- In Victoria, the SDs prior to 1995 generally corresponded to State Planning Regions adopted by the Victorian Government in October 1981. However, following the restructuring of local government in that State during 1994 and 1995, the SDs were redefined to accord with the general considerations and criteria outlined above.
- In Queensland, formal State Planning Regions have been abolished. SDs are used on an informal basis for State Government planning purposes where relevant. SD delimitation follows the general criteria outlined above.
- In South Australia, State Planning Regions, as proposed by the Committee on Uniform Regional Boundaries for Government Departments (CURB), were adopted by the South Australia Government in 1976. CURB Regions were based on such factors as: population density and distribution, socioeconomic characteristics, political boundaries, government service areas, newspaper circulation, retail trading patterns, etc. Prior to 1998, South Australian SDs did not always correspond to CURB Regions but they always aggregated to these Regions. However, following the restructuring of local government in South Australia in 1996 and 1997, the SDs were redefined to accord with the general considerations and criteria outlined above.

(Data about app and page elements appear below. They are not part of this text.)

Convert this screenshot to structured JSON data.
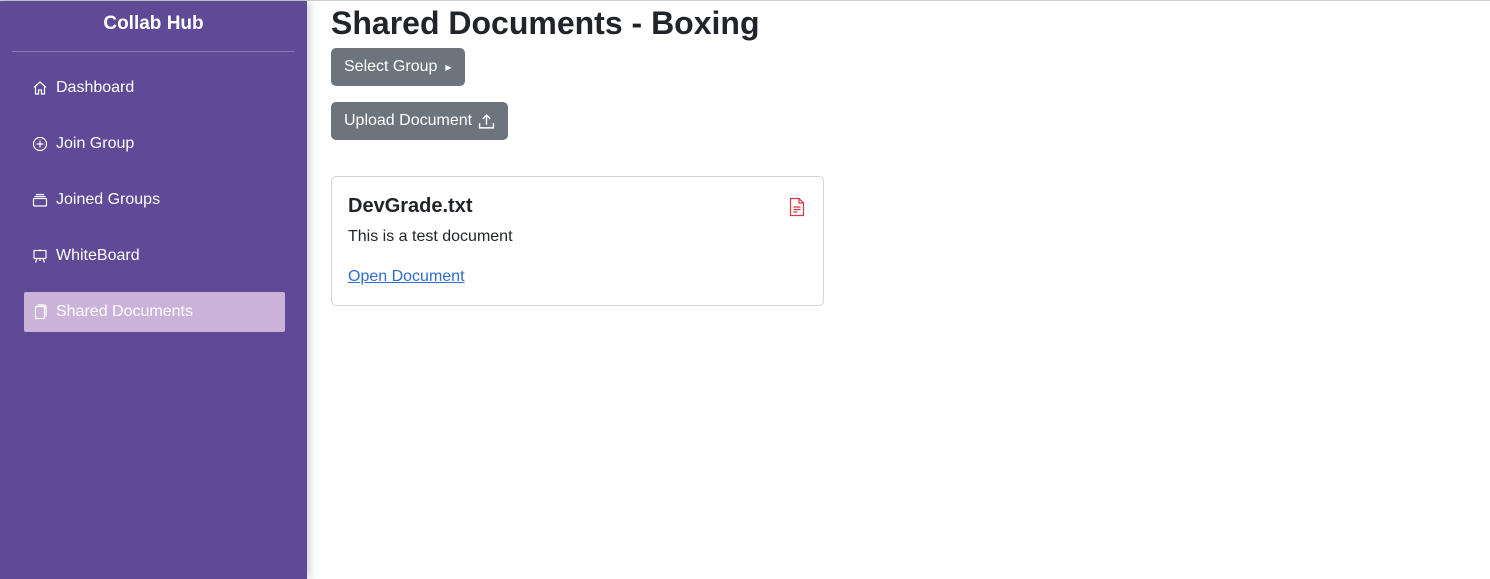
{
  "sidebar": {
    "brand": "Collab Hub",
    "items": [
      {
        "label": "Dashboard",
        "icon": "house-icon",
        "active": false
      },
      {
        "label": "Join Group",
        "icon": "plus-circle-icon",
        "active": false
      },
      {
        "label": "Joined Groups",
        "icon": "collection-icon",
        "active": false
      },
      {
        "label": "WhiteBoard",
        "icon": "easel-icon",
        "active": false
      },
      {
        "label": "Shared Documents",
        "icon": "files-icon",
        "active": true
      }
    ]
  },
  "main": {
    "title": "Shared Documents - Boxing",
    "select_group_label": "Select Group",
    "upload_label": "Upload Document",
    "documents": [
      {
        "name": "DevGrade.txt",
        "description": "This is a test document",
        "link_label": "Open Document",
        "icon": "file-text-icon"
      }
    ]
  },
  "colors": {
    "sidebar_bg": "#5e4a96",
    "active_item_bg": "#cbb2d9",
    "button_bg": "#6c757d",
    "link": "#2f6ecf",
    "file_icon": "#dc3545"
  }
}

- In Western Australia, State Planning Regions, as proposed by the State Statistical Coordination Committee, were adopted by the Western Australia Government in January 1976. SDs in Western Australia correspond to these Regions. The Perth Metropolitan Region is delimited to be consistent with the overall concepts and planning of Perth and to take into account LGA and CD boundaries. Rural Regions on the other hand are delimited based on the socioeconomic interest of the community; the character of natural resource; the distribution of population and industries; town size; road and railway systems; and production and marketing practices.

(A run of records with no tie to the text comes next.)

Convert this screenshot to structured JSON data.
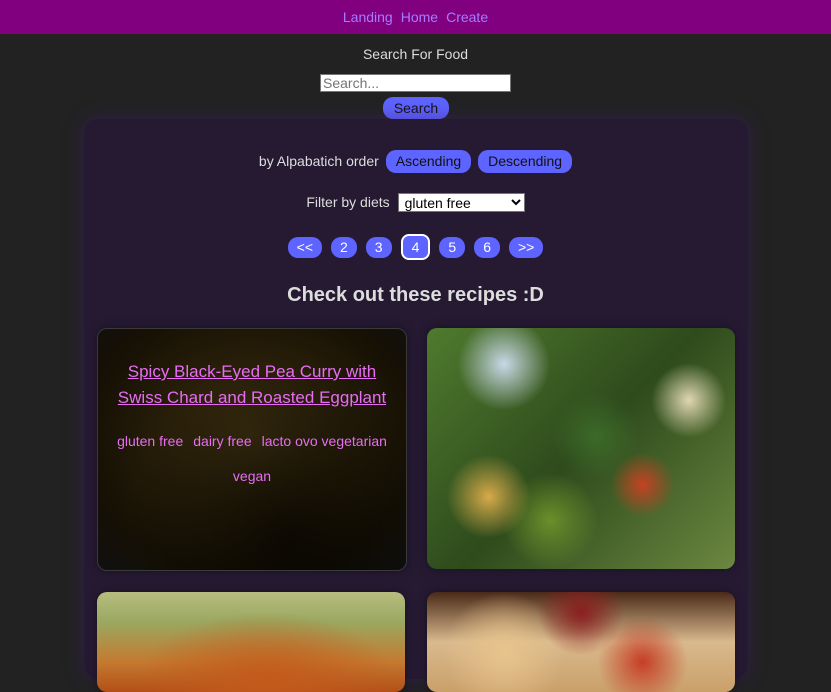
{
  "nav": {
    "links": [
      "Landing",
      "Home",
      "Create"
    ]
  },
  "search": {
    "label": "Search For Food",
    "placeholder": "Search...",
    "button_label": "Search"
  },
  "sort": {
    "label": "by Alpabatich order",
    "ascending_label": "Ascending",
    "descending_label": "Descending"
  },
  "filter": {
    "label": "Filter by diets",
    "selected": "gluten free"
  },
  "pagination": {
    "prev_label": "<<",
    "pages": [
      "2",
      "3",
      "4",
      "5",
      "6"
    ],
    "current_page": "4",
    "next_label": ">>"
  },
  "heading": "Check out these recipes :D",
  "recipes": [
    {
      "title": "Spicy Black-Eyed Pea Curry with Swiss Chard and Roasted Eggplant",
      "diets": [
        "gluten free",
        "dairy free",
        "lacto ovo vegetarian",
        "vegan"
      ]
    }
  ],
  "colors": {
    "nav_bg": "#800080",
    "nav_link": "#a67cff",
    "button_bg": "#5e64ff",
    "page_bg": "#222222",
    "panel_bg": "#261a33",
    "recipe_text": "#e86cf5"
  }
}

- In Tasmania, SD delimitation follows the general considerations and criteria outlined above. They are considered satisfactory for the purpose of State Government planning.
- In the Northern Territory, SDs are based on Territory Government Administrative Regions, and are consistent with the general considerations and criteria for their delimitation described above.

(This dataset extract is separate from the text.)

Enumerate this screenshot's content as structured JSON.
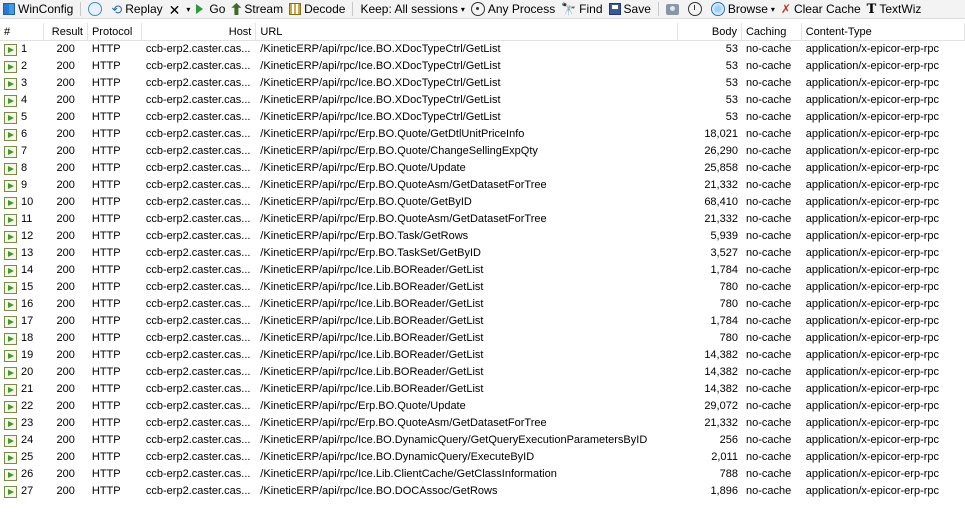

- In the Australian Capital Territory, SD delimitation follows the general considerations and criteria outlined above.
- In the Other Territories, the SD has been delimited to represent the aggregated area of the Territories of Jervis Bay, Christmas Island and Cocos (Keeling) Islands.
SD names tend to indicate their generalised region (e.g. Far North in Queensland). SD names are unique only within an S/T as a small number of SD names are replicated between the States (see example below). SD names become unique when used in conjunction with their SD codes or referenced to their respective State code. One Off - Shore Areas & Migratory SD is defined for each S/T except the Australian Capital Territory and the Other Territories.
|Central West (in New South Wales and Queensland)|
Northern (in New South Wales, Queensland, South Australia and Tasmania)
South West (in Queensland and Western Australia)
South Eastern (in New South Wales and Western Australia)
The coding conventions for SDs are as follows:
- SDs are identified by unique two - digit codes within an S/T. Unique Australia - wide identification of SDs requires a three - digit code comprising S/T code (digit 1) and SD code (digits 2 - 3)
- The SD code 85 is reserved for Off - Shore Areas & Migratory SDs and the SD code 88 has been reserved for special purposes (see chapter 8).
- In the Main Structure, SD codes are arranged in ascending numerical order within an S/T. Gaps have been provided between the codes for future expansion or change.